» What to work on: Restate, word for word, each record that follows.

Source data:

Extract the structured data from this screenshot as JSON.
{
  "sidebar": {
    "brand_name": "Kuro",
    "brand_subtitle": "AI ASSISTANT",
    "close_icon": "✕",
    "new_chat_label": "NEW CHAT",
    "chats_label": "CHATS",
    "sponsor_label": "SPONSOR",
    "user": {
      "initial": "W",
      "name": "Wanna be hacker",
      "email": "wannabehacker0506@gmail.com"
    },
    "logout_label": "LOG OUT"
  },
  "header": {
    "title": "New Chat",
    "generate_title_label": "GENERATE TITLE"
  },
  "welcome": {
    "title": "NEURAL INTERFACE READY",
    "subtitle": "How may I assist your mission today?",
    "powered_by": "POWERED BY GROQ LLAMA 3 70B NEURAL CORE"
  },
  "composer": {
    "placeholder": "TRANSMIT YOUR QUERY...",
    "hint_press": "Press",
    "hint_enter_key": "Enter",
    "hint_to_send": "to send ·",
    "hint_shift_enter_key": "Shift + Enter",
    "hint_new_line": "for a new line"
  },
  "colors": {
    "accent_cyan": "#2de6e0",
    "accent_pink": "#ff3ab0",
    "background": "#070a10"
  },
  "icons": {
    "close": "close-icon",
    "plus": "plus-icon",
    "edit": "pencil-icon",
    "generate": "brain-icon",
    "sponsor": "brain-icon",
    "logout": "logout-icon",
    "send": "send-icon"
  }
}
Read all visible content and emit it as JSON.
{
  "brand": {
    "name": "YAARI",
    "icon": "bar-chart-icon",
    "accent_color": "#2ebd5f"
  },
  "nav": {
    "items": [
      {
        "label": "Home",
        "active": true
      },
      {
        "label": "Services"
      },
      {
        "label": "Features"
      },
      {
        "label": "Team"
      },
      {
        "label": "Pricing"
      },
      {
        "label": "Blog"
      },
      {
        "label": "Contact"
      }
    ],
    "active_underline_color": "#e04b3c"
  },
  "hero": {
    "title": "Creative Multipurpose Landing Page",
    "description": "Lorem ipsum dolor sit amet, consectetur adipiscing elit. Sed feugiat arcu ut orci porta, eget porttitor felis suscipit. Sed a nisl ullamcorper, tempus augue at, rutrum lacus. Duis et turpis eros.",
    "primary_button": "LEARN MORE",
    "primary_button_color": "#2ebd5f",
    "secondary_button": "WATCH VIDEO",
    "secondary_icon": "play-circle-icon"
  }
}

» Response to this task:
Extract the structured data from this screenshot as JSON.
{
  "sidebar": {
    "brand_name": "Kuro",
    "brand_subtitle": "AI ASSISTANT",
    "close_icon": "✕",
    "new_chat_label": "NEW CHAT",
    "chats_label": "CHATS",
    "sponsor_label": "SPONSOR",
    "user": {
      "initial": "W",
      "name": "Wanna be hacker",
      "email": "wannabehacker0506@gmail.com"
    },
    "logout_label": "LOG OUT"
  },
  "header": {
    "title": "New Chat",
    "generate_title_label": "GENERATE TITLE"
  },
  "welcome": {
    "title": "NEURAL INTERFACE READY",
    "subtitle": "How may I assist your mission today?",
    "powered_by": "POWERED BY GROQ LLAMA 3 70B NEURAL CORE"
  },
  "composer": {
    "placeholder": "TRANSMIT YOUR QUERY...",
    "hint_press": "Press",
    "hint_enter_key": "Enter",
    "hint_to_send": "to send ·",
    "hint_shift_enter_key": "Shift + Enter",
    "hint_new_line": "for a new line"
  },
  "colors": {
    "accent_cyan": "#2de6e0",
    "accent_pink": "#ff3ab0",
    "background": "#070a10"
  },
  "icons": {
    "close": "close-icon",
    "plus": "plus-icon",
    "edit": "pencil-icon",
    "generate": "brain-icon",
    "sponsor": "brain-icon",
    "logout": "logout-icon",
    "send": "send-icon"
  }
}
Read all visible content and emit it as JSON.
{
  "brand": {
    "name": "YAARI",
    "icon": "bar-chart-icon",
    "accent_color": "#2ebd5f"
  },
  "nav": {
    "items": [
      {
        "label": "Home",
        "active": true
      },
      {
        "label": "Services"
      },
      {
        "label": "Features"
      },
      {
        "label": "Team"
      },
      {
        "label": "Pricing"
      },
      {
        "label": "Blog"
      },
      {
        "label": "Contact"
      }
    ],
    "active_underline_color": "#e04b3c"
  },
  "hero": {
    "title": "Creative Multipurpose Landing Page",
    "description": "Lorem ipsum dolor sit amet, consectetur adipiscing elit. Sed feugiat arcu ut orci porta, eget porttitor felis suscipit. Sed a nisl ullamcorper, tempus augue at, rutrum lacus. Duis et turpis eros.",
    "primary_button": "LEARN MORE",
    "primary_button_color": "#2ebd5f",
    "secondary_button": "WATCH VIDEO",
    "secondary_icon": "play-circle-icon"
  }
}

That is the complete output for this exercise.